**Work order**
Every line with the word "Recreation" in it should be extracted from the data that follows.

**Recorded data**
====

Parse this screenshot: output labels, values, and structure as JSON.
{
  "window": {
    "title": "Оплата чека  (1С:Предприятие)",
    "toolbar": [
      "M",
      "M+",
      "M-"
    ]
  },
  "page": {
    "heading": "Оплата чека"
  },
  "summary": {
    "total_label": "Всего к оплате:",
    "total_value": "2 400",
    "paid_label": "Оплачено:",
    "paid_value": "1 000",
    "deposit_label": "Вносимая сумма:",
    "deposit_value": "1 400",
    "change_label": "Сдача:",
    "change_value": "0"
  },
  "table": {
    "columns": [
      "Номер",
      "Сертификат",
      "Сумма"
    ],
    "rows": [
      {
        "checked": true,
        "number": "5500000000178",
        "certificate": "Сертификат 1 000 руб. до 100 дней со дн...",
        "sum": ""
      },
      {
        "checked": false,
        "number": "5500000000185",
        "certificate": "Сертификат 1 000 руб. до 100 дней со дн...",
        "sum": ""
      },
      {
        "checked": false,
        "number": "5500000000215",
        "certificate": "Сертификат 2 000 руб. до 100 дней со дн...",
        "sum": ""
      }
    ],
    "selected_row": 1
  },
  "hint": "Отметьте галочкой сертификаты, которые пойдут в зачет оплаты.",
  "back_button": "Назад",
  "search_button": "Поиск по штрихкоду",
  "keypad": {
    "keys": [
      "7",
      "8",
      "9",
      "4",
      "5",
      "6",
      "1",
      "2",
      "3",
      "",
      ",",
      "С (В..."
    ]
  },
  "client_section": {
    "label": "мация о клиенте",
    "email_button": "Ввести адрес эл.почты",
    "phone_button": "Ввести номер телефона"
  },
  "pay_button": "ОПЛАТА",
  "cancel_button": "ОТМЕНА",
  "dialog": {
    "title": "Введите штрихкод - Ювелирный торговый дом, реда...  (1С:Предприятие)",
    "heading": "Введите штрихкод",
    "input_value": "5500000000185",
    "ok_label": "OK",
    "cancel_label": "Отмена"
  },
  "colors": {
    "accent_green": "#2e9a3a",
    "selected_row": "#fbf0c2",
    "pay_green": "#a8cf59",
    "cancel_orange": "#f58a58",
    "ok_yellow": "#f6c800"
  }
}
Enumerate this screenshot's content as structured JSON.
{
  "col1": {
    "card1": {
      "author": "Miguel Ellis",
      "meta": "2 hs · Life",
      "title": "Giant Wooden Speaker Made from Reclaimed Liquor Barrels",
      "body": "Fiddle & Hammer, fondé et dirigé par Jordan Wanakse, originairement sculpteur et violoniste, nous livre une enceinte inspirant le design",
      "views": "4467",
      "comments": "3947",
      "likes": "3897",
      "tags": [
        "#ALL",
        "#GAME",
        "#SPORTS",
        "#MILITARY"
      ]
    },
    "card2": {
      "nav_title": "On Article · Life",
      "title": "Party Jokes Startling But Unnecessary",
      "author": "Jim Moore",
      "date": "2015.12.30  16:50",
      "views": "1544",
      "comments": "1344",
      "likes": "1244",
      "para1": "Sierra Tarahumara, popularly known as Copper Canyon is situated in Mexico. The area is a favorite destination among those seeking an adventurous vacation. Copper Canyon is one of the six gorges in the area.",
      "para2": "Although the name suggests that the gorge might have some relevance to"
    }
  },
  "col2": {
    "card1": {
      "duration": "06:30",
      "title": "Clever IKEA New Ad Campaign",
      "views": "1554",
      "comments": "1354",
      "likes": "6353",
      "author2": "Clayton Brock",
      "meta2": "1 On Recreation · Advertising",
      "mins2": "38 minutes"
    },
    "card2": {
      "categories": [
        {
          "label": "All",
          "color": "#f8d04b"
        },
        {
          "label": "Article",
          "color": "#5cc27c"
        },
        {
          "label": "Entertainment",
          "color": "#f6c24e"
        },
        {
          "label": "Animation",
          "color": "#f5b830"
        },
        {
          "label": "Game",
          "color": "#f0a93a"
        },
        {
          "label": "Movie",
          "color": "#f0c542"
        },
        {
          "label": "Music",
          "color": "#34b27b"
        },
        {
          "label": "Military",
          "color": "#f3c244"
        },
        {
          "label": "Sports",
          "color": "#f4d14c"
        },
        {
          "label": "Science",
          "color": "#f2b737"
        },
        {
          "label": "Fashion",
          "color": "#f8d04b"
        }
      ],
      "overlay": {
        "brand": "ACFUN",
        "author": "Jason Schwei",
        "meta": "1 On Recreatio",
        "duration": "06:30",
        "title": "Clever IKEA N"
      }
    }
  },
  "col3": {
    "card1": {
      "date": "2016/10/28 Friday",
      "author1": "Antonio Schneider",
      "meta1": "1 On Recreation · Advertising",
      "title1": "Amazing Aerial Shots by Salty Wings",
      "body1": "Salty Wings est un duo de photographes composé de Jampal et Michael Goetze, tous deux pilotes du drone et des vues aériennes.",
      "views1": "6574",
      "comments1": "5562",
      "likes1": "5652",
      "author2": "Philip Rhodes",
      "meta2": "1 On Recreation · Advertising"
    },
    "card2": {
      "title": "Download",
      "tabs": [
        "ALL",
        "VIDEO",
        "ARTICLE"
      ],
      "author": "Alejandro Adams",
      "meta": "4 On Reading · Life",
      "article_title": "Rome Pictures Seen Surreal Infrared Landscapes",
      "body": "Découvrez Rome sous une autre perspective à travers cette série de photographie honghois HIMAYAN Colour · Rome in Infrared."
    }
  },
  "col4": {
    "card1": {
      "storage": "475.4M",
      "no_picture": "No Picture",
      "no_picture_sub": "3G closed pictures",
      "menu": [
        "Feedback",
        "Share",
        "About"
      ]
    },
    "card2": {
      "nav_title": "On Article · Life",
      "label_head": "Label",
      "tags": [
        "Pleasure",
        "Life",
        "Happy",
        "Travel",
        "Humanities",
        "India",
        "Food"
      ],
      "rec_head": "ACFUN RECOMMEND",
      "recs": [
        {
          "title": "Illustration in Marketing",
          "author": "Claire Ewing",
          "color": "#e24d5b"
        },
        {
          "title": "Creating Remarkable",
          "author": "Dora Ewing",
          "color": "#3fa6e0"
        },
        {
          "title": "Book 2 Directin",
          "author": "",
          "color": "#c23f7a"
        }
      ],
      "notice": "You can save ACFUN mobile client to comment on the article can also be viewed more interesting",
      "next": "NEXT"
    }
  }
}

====

**Exercise result**
      "meta2": "1 On Recreation · Advertising",
      "meta1": "1 On Recreation · Advertising",
      "meta2": "1 On Recreation · Advertising"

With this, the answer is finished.